This is an environmental and health disaster happening in front of our eyes. Every day each of us uses, consumes and throws away large quantities of plastics, each of us is contributing to this massive problem. In the UK, 38.5m plastic bottles are used every day – that’s one each, every day, for the entire working-age population of the country. Whilst swigging from our drinks bottles, we also get through 2.5bn disposal coffee cups a year. Plastic is becoming an hard to solve problem.
1. Get out the bins and work out just how much plastic waste is being produced, how well it is being segregated and recycled – make it easy for your staff to do the right thing with their waste. I have lost count of the number of times we see all sorts of different bins, poorly labelled, in the wrong place, confusing everyone

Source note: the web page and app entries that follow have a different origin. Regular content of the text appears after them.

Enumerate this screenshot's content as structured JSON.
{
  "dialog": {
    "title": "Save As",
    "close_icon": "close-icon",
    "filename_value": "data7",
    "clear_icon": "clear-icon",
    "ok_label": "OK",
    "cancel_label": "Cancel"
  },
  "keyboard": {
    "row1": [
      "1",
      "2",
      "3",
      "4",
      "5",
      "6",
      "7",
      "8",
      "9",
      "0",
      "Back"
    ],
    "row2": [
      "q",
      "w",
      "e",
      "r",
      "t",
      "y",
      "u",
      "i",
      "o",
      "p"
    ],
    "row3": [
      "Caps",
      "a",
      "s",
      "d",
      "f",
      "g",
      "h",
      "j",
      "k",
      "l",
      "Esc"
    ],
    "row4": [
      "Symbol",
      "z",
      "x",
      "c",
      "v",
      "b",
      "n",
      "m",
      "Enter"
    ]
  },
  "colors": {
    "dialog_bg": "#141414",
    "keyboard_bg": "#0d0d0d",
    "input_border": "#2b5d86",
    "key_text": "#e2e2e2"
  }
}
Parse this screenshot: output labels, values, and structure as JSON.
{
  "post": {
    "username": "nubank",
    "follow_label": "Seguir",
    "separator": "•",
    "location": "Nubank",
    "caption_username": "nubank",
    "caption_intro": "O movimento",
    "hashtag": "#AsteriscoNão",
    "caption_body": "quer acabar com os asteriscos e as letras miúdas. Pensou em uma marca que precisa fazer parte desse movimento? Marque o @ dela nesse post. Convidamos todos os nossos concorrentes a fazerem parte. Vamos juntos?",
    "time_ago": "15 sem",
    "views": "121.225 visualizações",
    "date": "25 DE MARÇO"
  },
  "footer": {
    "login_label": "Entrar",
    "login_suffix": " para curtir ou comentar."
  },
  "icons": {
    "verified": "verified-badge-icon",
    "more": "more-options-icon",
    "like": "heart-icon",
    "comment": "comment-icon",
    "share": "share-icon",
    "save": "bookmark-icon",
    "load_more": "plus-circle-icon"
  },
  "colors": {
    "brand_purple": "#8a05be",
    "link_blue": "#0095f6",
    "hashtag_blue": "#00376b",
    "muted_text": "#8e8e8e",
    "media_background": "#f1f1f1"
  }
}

2. Look hard at all the plastics used in food/catering/kitchenette operations and for packaging – much of this can be replaced by reusable, bio, recycled options – get rid of the plastic cups, give people re-usable ones, work with food suppliers to change their packaging, get other suppliers to take their plastic packaging back. There are many strategies that will work in any organisation.
3. Make plastic use and waste part of the environmental disclosure and reporting that your organisation undertakes – making this a shared challenge, sharing what you learn is vital – we’re all part of the problem
And… if you’re ambitious, like a growing number of the organisations we work with – set a goal to eliminate single-use plastic from your organisation – it sounds huge but done carefully, this is doable, affordable and an extraordinarily powerful message to staff, customers and suppliers. People instinctively get why it’s important and what they can do to help – it’s a strong, clear, simple environmental message.
At Avieco, we are on this journey ourselves, we’ve got some good waste segregation going on in the office and the plastic waste we produce is recycled or turned to energy. Our next challenge (and for me personally, a biggy) is to wean ourselves off the disposable plastics that come with buying lunch from local shops.
Make sustainability work!
more than a word.